【Article by International College of Innovation】
In recent times, incidents of discriminatory statements targeting ethnicity, gender, and minorities on university campuses have sparked debates and discussions, highlighting the pressing need to foster a culture of respect and humanistic values. On June 19, the International College of Innovation (ICI) and the College of Social Sciences at National Chengchi University (NCCU), along with the journal East Asian Science, Technology, and Society: An International Journal (EASTS), are honored to invite Dr. Evelynn Hammonds, a professor of history of science at Harvard University and former dean of Harvard College, to deliver a keynote speech exploring the promotion of equity in higher education. As Professor Shu-Heng Chen, Vice President of NCCU, demonstrated in the welcome remark, with over 600 international students, NCCU strives to build a learning environment that values multiple languages, diverse perspectives, and inclusivity. “The values of diversity and inclusivity are frequently discussed, but their implementation and realization require sustained and arduous efforts,” said Professor Wen-Ling Tu, Dean of ICI. Drawing on the example of ICI, which has students from over 20 countries, daily practices of collaboration, conflict resolution, and innovative teaching designs foster cross-border understanding, making it an experimental field for internationalizing higher education in Taiwan. Established for three years, ICI employs interdisciplinary approaches to address the challenges of equity, diversity, and inclusiveness.

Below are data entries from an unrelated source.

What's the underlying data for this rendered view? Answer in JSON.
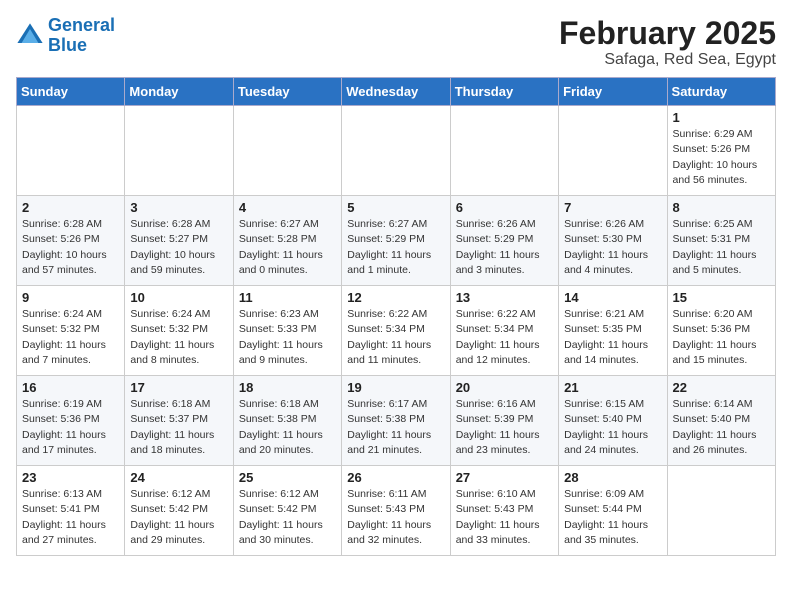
{
  "header": {
    "logo_line1": "General",
    "logo_line2": "Blue",
    "month_year": "February 2025",
    "location": "Safaga, Red Sea, Egypt"
  },
  "days_of_week": [
    "Sunday",
    "Monday",
    "Tuesday",
    "Wednesday",
    "Thursday",
    "Friday",
    "Saturday"
  ],
  "weeks": [
    [
      {
        "day": "",
        "info": ""
      },
      {
        "day": "",
        "info": ""
      },
      {
        "day": "",
        "info": ""
      },
      {
        "day": "",
        "info": ""
      },
      {
        "day": "",
        "info": ""
      },
      {
        "day": "",
        "info": ""
      },
      {
        "day": "1",
        "info": "Sunrise: 6:29 AM\nSunset: 5:26 PM\nDaylight: 10 hours and 56 minutes."
      }
    ],
    [
      {
        "day": "2",
        "info": "Sunrise: 6:28 AM\nSunset: 5:26 PM\nDaylight: 10 hours and 57 minutes."
      },
      {
        "day": "3",
        "info": "Sunrise: 6:28 AM\nSunset: 5:27 PM\nDaylight: 10 hours and 59 minutes."
      },
      {
        "day": "4",
        "info": "Sunrise: 6:27 AM\nSunset: 5:28 PM\nDaylight: 11 hours and 0 minutes."
      },
      {
        "day": "5",
        "info": "Sunrise: 6:27 AM\nSunset: 5:29 PM\nDaylight: 11 hours and 1 minute."
      },
      {
        "day": "6",
        "info": "Sunrise: 6:26 AM\nSunset: 5:29 PM\nDaylight: 11 hours and 3 minutes."
      },
      {
        "day": "7",
        "info": "Sunrise: 6:26 AM\nSunset: 5:30 PM\nDaylight: 11 hours and 4 minutes."
      },
      {
        "day": "8",
        "info": "Sunrise: 6:25 AM\nSunset: 5:31 PM\nDaylight: 11 hours and 5 minutes."
      }
    ],
    [
      {
        "day": "9",
        "info": "Sunrise: 6:24 AM\nSunset: 5:32 PM\nDaylight: 11 hours and 7 minutes."
      },
      {
        "day": "10",
        "info": "Sunrise: 6:24 AM\nSunset: 5:32 PM\nDaylight: 11 hours and 8 minutes."
      },
      {
        "day": "11",
        "info": "Sunrise: 6:23 AM\nSunset: 5:33 PM\nDaylight: 11 hours and 9 minutes."
      },
      {
        "day": "12",
        "info": "Sunrise: 6:22 AM\nSunset: 5:34 PM\nDaylight: 11 hours and 11 minutes."
      },
      {
        "day": "13",
        "info": "Sunrise: 6:22 AM\nSunset: 5:34 PM\nDaylight: 11 hours and 12 minutes."
      },
      {
        "day": "14",
        "info": "Sunrise: 6:21 AM\nSunset: 5:35 PM\nDaylight: 11 hours and 14 minutes."
      },
      {
        "day": "15",
        "info": "Sunrise: 6:20 AM\nSunset: 5:36 PM\nDaylight: 11 hours and 15 minutes."
      }
    ],
    [
      {
        "day": "16",
        "info": "Sunrise: 6:19 AM\nSunset: 5:36 PM\nDaylight: 11 hours and 17 minutes."
      },
      {
        "day": "17",
        "info": "Sunrise: 6:18 AM\nSunset: 5:37 PM\nDaylight: 11 hours and 18 minutes."
      },
      {
        "day": "18",
        "info": "Sunrise: 6:18 AM\nSunset: 5:38 PM\nDaylight: 11 hours and 20 minutes."
      },
      {
        "day": "19",
        "info": "Sunrise: 6:17 AM\nSunset: 5:38 PM\nDaylight: 11 hours and 21 minutes."
      },
      {
        "day": "20",
        "info": "Sunrise: 6:16 AM\nSunset: 5:39 PM\nDaylight: 11 hours and 23 minutes."
      },
      {
        "day": "21",
        "info": "Sunrise: 6:15 AM\nSunset: 5:40 PM\nDaylight: 11 hours and 24 minutes."
      },
      {
        "day": "22",
        "info": "Sunrise: 6:14 AM\nSunset: 5:40 PM\nDaylight: 11 hours and 26 minutes."
      }
    ],
    [
      {
        "day": "23",
        "info": "Sunrise: 6:13 AM\nSunset: 5:41 PM\nDaylight: 11 hours and 27 minutes."
      },
      {
        "day": "24",
        "info": "Sunrise: 6:12 AM\nSunset: 5:42 PM\nDaylight: 11 hours and 29 minutes."
      },
      {
        "day": "25",
        "info": "Sunrise: 6:12 AM\nSunset: 5:42 PM\nDaylight: 11 hours and 30 minutes."
      },
      {
        "day": "26",
        "info": "Sunrise: 6:11 AM\nSunset: 5:43 PM\nDaylight: 11 hours and 32 minutes."
      },
      {
        "day": "27",
        "info": "Sunrise: 6:10 AM\nSunset: 5:43 PM\nDaylight: 11 hours and 33 minutes."
      },
      {
        "day": "28",
        "info": "Sunrise: 6:09 AM\nSunset: 5:44 PM\nDaylight: 11 hours and 35 minutes."
      },
      {
        "day": "",
        "info": ""
      }
    ]
  ]
}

Still, NCCU draws inspiration from institutions like Harvard University to reaffirm a deeper commitment to the humanistic spirit and the pursuit of equity.
Based on her experience of being the first Senior Vice Provost for Faculty Development and Diversity at Harvard University, and decades of advocacy for equity within educational institutes around the United States, Professor Hammonds shared her insight that gender and racial barriers in higher education have been gradually broken down due to the increasing advocacy of equal rights for minority groups. However, the underrepresentation of minority groups persists at the undergraduate, graduate, and leadership levels.
Professor Hammonds emphasized the distinction between “equality” and “equity,” noting that while the term equality “is linked to the idea that everyone has the same rights, enjoying equal treatment and non-discrimination,” true equity “goes further and includes needs-based support to level out the existing and relative disadvantage.” At Harvard, Climate Survey is one of the main ways to implement equity. Through the survey, data collection emerged as a vital tool in gaining a more genuine understanding of how women, minorities, and everyone in the faculty feel about campus. This data-driven approach enables administrators to identify and rectify institutional inequalities, fostering necessary reforms to the learning and working environments. For instance, although Harvard University has implemented affirmative action, which includes certain quotas for specific demographic groups during admissions, it continues to grapple with racial and gender inequality. Professor Hammonds indicates that achieving true equity in the United States will likely require another 70 years. To speed up this process, institutional leaders shall deepen their understanding of these issues. Additionally, the survey also shows that the school’s pregnancy and parental leave policies are expected to be more supportive, ensuring that educators do not feel indirectly discouraged from having children while pursuing their careers.
This dilemma of work-family balance especially faced by young female scholars, who are often assumed to take the responsibility of care-giving was discussed deeply in the dialogue with Professor Wen-Ling Tu, Dean of ICI and Professor Wan-Ying Yang, Dean of CSS. While the systematic institutionalization of parental leaves, institutional support for adjusting work schedules, and adequate human resources to accommodate leaves are very important, the shift in mindset that slowing down is acceptable in order to embrace the need for the family time was also emphasized.
Another significant issue addressed was the impact of technology on students and the educational environment. Issues of online harassment and hate speech were brought up during the open discussion session, with students voicing their concerns regarding the anonymity of the internet and its negative effects. Despite acknowledging that easier access to resources facilitated by technology can benefit the learning experience of students, Professor Hammonds agreed that social media also undermine friendly discussions. Therefore, she stressed the awareness of personal accountability online and encouraged in-person engagement to analyze and discuss how race, sex, gender, and religious differences work in society – instead of making personal attacks or merely thinking about one’s own feelings – are vital for creating a more respectful environment. Following this argument, Professor Yang also shared the experience of conducting a community mutual help program where students openly share their difficulties, aiming to foster communication and reconnect individuals.
The thought-provoking speech by Professor Evelynn Hammonds left NCCU and attendees inspired. The valuable insights shared during the event will catalyze ongoing dialogue, introspection, and concrete actions to create a more equitable and inclusive educational landscape.